• _Your assignment_: Set down each line exactly, beginning with the one that contains "Output a JSON" and continuing through the last line of the listing, and nothing else.

• _Input records_:
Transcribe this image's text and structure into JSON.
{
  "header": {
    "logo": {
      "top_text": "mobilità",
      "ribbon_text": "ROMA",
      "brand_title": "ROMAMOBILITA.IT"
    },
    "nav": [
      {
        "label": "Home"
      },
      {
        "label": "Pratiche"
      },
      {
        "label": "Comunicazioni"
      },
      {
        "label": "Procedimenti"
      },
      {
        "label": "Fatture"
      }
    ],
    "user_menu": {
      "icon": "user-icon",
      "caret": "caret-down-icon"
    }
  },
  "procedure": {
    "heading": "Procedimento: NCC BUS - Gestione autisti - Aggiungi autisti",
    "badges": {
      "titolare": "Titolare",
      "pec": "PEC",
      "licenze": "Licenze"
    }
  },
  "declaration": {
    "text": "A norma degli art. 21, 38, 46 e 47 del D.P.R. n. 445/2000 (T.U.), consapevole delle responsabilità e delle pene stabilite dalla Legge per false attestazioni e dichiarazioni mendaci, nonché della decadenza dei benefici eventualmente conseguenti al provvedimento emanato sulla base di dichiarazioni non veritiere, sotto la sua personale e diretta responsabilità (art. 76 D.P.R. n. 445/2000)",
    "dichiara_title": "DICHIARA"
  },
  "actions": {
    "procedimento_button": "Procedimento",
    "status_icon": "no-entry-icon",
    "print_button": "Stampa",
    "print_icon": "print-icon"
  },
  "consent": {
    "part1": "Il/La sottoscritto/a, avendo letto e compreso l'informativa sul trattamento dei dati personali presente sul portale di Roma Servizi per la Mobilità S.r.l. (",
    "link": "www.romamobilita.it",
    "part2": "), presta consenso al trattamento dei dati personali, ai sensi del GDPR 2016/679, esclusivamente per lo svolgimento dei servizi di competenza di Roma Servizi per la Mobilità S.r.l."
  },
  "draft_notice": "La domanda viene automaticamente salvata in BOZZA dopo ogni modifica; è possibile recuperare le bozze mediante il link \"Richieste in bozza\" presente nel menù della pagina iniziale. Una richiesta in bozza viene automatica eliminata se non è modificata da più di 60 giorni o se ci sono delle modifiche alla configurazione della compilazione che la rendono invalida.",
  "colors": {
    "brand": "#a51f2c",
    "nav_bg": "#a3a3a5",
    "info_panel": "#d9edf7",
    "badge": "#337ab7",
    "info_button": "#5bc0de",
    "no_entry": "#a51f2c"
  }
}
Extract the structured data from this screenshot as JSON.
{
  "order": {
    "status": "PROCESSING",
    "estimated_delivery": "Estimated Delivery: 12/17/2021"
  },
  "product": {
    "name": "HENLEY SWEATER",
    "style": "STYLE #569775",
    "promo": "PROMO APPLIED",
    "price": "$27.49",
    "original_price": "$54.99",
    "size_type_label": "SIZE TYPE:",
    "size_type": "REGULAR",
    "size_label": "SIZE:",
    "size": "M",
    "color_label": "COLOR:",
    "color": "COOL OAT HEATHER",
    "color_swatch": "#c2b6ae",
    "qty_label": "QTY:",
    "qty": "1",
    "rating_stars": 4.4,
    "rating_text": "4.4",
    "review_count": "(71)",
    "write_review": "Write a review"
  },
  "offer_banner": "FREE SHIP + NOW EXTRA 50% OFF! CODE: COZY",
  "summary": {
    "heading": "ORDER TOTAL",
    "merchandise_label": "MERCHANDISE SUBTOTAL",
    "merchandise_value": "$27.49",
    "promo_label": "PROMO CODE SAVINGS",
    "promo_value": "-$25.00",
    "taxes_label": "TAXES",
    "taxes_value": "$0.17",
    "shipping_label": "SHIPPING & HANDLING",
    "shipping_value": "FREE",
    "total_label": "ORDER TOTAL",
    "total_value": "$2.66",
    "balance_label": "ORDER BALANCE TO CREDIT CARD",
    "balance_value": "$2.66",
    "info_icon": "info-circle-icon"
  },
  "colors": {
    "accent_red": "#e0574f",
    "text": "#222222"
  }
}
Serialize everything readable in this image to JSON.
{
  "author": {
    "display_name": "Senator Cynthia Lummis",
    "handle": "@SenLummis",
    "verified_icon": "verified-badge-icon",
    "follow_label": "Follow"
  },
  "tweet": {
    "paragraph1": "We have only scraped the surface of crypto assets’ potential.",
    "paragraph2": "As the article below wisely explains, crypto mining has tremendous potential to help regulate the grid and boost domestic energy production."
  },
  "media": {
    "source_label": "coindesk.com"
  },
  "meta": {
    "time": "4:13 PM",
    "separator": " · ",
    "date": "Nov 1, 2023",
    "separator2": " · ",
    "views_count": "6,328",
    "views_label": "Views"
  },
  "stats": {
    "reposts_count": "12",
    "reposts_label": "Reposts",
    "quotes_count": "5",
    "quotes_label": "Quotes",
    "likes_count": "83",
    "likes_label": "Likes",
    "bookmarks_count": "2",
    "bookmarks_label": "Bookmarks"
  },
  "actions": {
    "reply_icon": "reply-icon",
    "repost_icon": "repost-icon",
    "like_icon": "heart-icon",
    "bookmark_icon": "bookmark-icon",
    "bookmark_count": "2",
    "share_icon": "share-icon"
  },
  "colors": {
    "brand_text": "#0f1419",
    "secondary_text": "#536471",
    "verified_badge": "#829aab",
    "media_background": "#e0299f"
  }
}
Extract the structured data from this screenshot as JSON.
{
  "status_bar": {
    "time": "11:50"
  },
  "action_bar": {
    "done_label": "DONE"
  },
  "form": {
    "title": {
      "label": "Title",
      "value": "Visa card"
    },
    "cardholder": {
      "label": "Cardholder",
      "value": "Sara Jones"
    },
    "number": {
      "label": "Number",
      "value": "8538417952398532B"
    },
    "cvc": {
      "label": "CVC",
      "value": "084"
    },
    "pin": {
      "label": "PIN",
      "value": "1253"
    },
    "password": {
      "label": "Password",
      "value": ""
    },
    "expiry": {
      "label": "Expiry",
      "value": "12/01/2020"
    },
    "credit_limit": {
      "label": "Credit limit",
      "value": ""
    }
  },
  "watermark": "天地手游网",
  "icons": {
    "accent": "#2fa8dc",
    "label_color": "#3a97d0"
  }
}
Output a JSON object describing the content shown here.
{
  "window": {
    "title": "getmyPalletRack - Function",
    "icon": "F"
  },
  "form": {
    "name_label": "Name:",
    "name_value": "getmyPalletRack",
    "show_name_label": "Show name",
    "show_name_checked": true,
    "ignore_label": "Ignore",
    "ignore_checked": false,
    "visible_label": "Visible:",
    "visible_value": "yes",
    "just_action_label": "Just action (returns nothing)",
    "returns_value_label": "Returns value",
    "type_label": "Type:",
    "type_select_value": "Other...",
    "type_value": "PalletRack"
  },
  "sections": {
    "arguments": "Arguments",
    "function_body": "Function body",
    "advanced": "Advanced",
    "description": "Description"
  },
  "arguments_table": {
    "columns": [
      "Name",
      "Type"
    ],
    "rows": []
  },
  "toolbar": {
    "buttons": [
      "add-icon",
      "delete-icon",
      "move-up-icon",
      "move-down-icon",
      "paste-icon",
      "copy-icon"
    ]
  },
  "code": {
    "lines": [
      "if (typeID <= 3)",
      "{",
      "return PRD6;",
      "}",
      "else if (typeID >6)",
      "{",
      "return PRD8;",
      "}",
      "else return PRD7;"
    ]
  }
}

• _The answer_:
Output a JSON object describing the content shown here.
{
  "window": {
    "title": "getmyPalletRack - Function",
    "icon": "F"
  },
  "form": {
    "name_label": "Name:",
    "name_value": "getmyPalletRack",
    "show_name_label": "Show name",
    "show_name_checked": true,
    "ignore_label": "Ignore",
    "ignore_checked": false,
    "visible_label": "Visible:",
    "visible_value": "yes",
    "just_action_label": "Just action (returns nothing)",
    "returns_value_label": "Returns value",
    "type_label": "Type:",
    "type_select_value": "Other...",
    "type_value": "PalletRack"
  },
  "sections": {
    "arguments": "Arguments",
    "function_body": "Function body",
    "advanced": "Advanced",
    "description": "Description"
  },
  "arguments_table": {
    "columns": [
      "Name",
      "Type"
    ],
    "rows": []
  },
  "toolbar": {
    "buttons": [
      "add-icon",
      "delete-icon",
      "move-up-icon",
      "move-down-icon",
      "paste-icon",
      "copy-icon"
    ]
  },
  "code": {
    "lines": [
      "if (typeID <= 3)",
      "{",
      "return PRD6;",
      "}",
      "else if (typeID >6)",
      "{",
      "return PRD8;",
      "}",
      "else return PRD7;"
    ]
  }
}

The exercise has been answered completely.